Description of the task ▸ All of the data below should be set down again verbatim, without any images.

Records for the task ▸

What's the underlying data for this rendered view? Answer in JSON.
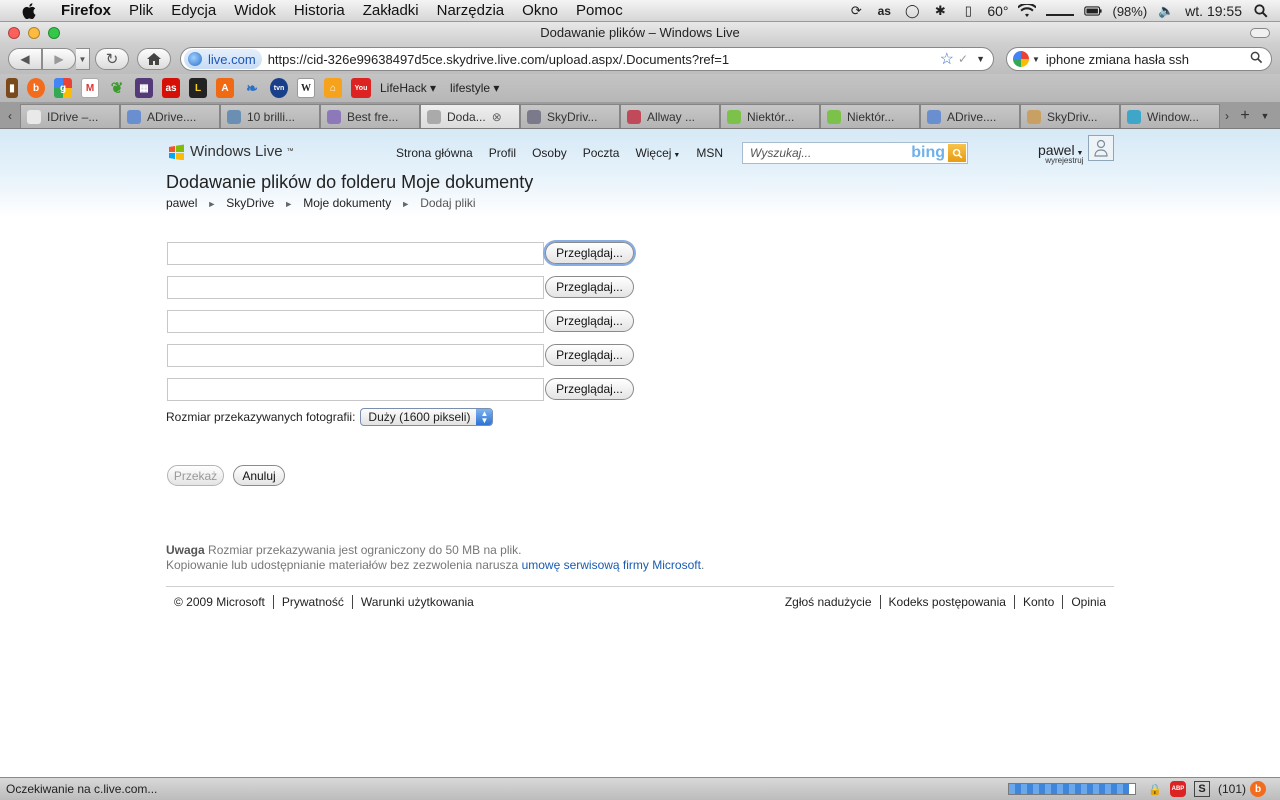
{
  "menubar": {
    "app": "Firefox",
    "items": [
      "Plik",
      "Edycja",
      "Widok",
      "Historia",
      "Zakładki",
      "Narzędzia",
      "Okno",
      "Pomoc"
    ],
    "temperature": "60°",
    "battery": "(98%)",
    "clock": "wt. 19:55"
  },
  "window": {
    "title": "Dodawanie plików – Windows Live"
  },
  "navbar": {
    "site_identity": "live.com",
    "url": "https://cid-326e99638497d5ce.skydrive.live.com/upload.aspx/.Documents?ref=1",
    "search_value": "iphone zmiana hasła ssh"
  },
  "bookmarks": {
    "folders": [
      "LifeHack",
      "lifestyle"
    ]
  },
  "tabs": [
    {
      "label": "IDrive –...",
      "active": false,
      "color": "#e9e9e9"
    },
    {
      "label": "ADrive....",
      "active": false,
      "color": "#6a8fd1"
    },
    {
      "label": "10 brilli...",
      "active": false,
      "color": "#6b8fb3"
    },
    {
      "label": "Best fre...",
      "active": false,
      "color": "#8d79b9"
    },
    {
      "label": "Doda...",
      "active": true,
      "color": "#aaaaaa"
    },
    {
      "label": "SkyDriv...",
      "active": false,
      "color": "#7a7a8a"
    },
    {
      "label": "Allway ...",
      "active": false,
      "color": "#c14a5a"
    },
    {
      "label": "Niektór...",
      "active": false,
      "color": "#7cc24a"
    },
    {
      "label": "Niektór...",
      "active": false,
      "color": "#7cc24a"
    },
    {
      "label": "ADrive....",
      "active": false,
      "color": "#6a8fd1"
    },
    {
      "label": "SkyDriv...",
      "active": false,
      "color": "#c8a063"
    },
    {
      "label": "Window...",
      "active": false,
      "color": "#3ea6c8"
    }
  ],
  "header": {
    "logo": "Windows Live",
    "logo_tm": "™",
    "nav": [
      "Strona główna",
      "Profil",
      "Osoby",
      "Poczta",
      "Więcej",
      "MSN"
    ],
    "search_placeholder": "Wyszukaj...",
    "search_brand": "bing",
    "user_name": "pawel",
    "user_signout": "wyrejestruj"
  },
  "page": {
    "title": "Dodawanie plików do folderu Moje dokumenty",
    "breadcrumb": [
      "pawel",
      "SkyDrive",
      "Moje dokumenty",
      "Dodaj pliki"
    ],
    "browse_label": "Przeglądaj...",
    "size_label": "Rozmiar przekazywanych fotografii:",
    "size_value": "Duży (1600 pikseli)",
    "upload_button": "Przekaż",
    "cancel_button": "Anuluj",
    "note_bold": "Uwaga",
    "note_text": " Rozmiar przekazywania jest ograniczony do 50 MB na plik.",
    "note_line2": "Kopiowanie lub udostępnianie materiałów bez zezwolenia narusza ",
    "note_link": "umowę serwisową firmy Microsoft",
    "note_end": "."
  },
  "footer": {
    "left": [
      "© 2009 Microsoft",
      "Prywatność",
      "Warunki użytkowania"
    ],
    "right": [
      "Zgłoś nadużycie",
      "Kodeks postępowania",
      "Konto",
      "Opinia"
    ]
  },
  "status": {
    "text": "Oczekiwanie na c.live.com...",
    "progress": 0.95,
    "count": "(101)"
  },
  "colors": {
    "link": "#1a5bb0",
    "hero_top": "#d6e9f6",
    "focus_ring": "#87aee2"
  }
}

Answer to the exercise ▸
What's the underlying data for this rendered view? Answer in JSON.
{
  "menubar": {
    "app": "Firefox",
    "items": [
      "Plik",
      "Edycja",
      "Widok",
      "Historia",
      "Zakładki",
      "Narzędzia",
      "Okno",
      "Pomoc"
    ],
    "temperature": "60°",
    "battery": "(98%)",
    "clock": "wt. 19:55"
  },
  "window": {
    "title": "Dodawanie plików – Windows Live"
  },
  "navbar": {
    "site_identity": "live.com",
    "url": "https://cid-326e99638497d5ce.skydrive.live.com/upload.aspx/.Documents?ref=1",
    "search_value": "iphone zmiana hasła ssh"
  },
  "bookmarks": {
    "folders": [
      "LifeHack",
      "lifestyle"
    ]
  },
  "tabs": [
    {
      "label": "IDrive –...",
      "active": false,
      "color": "#e9e9e9"
    },
    {
      "label": "ADrive....",
      "active": false,
      "color": "#6a8fd1"
    },
    {
      "label": "10 brilli...",
      "active": false,
      "color": "#6b8fb3"
    },
    {
      "label": "Best fre...",
      "active": false,
      "color": "#8d79b9"
    },
    {
      "label": "Doda...",
      "active": true,
      "color": "#aaaaaa"
    },
    {
      "label": "SkyDriv...",
      "active": false,
      "color": "#7a7a8a"
    },
    {
      "label": "Allway ...",
      "active": false,
      "color": "#c14a5a"
    },
    {
      "label": "Niektór...",
      "active": false,
      "color": "#7cc24a"
    },
    {
      "label": "Niektór...",
      "active": false,
      "color": "#7cc24a"
    },
    {
      "label": "ADrive....",
      "active": false,
      "color": "#6a8fd1"
    },
    {
      "label": "SkyDriv...",
      "active": false,
      "color": "#c8a063"
    },
    {
      "label": "Window...",
      "active": false,
      "color": "#3ea6c8"
    }
  ],
  "header": {
    "logo": "Windows Live",
    "logo_tm": "™",
    "nav": [
      "Strona główna",
      "Profil",
      "Osoby",
      "Poczta",
      "Więcej",
      "MSN"
    ],
    "search_placeholder": "Wyszukaj...",
    "search_brand": "bing",
    "user_name": "pawel",
    "user_signout": "wyrejestruj"
  },
  "page": {
    "title": "Dodawanie plików do folderu Moje dokumenty",
    "breadcrumb": [
      "pawel",
      "SkyDrive",
      "Moje dokumenty",
      "Dodaj pliki"
    ],
    "browse_label": "Przeglądaj...",
    "size_label": "Rozmiar przekazywanych fotografii:",
    "size_value": "Duży (1600 pikseli)",
    "upload_button": "Przekaż",
    "cancel_button": "Anuluj",
    "note_bold": "Uwaga",
    "note_text": " Rozmiar przekazywania jest ograniczony do 50 MB na plik.",
    "note_line2": "Kopiowanie lub udostępnianie materiałów bez zezwolenia narusza ",
    "note_link": "umowę serwisową firmy Microsoft",
    "note_end": "."
  },
  "footer": {
    "left": [
      "© 2009 Microsoft",
      "Prywatność",
      "Warunki użytkowania"
    ],
    "right": [
      "Zgłoś nadużycie",
      "Kodeks postępowania",
      "Konto",
      "Opinia"
    ]
  },
  "status": {
    "text": "Oczekiwanie na c.live.com...",
    "progress": 0.95,
    "count": "(101)"
  },
  "colors": {
    "link": "#1a5bb0",
    "hero_top": "#d6e9f6",
    "focus_ring": "#87aee2"
  }
}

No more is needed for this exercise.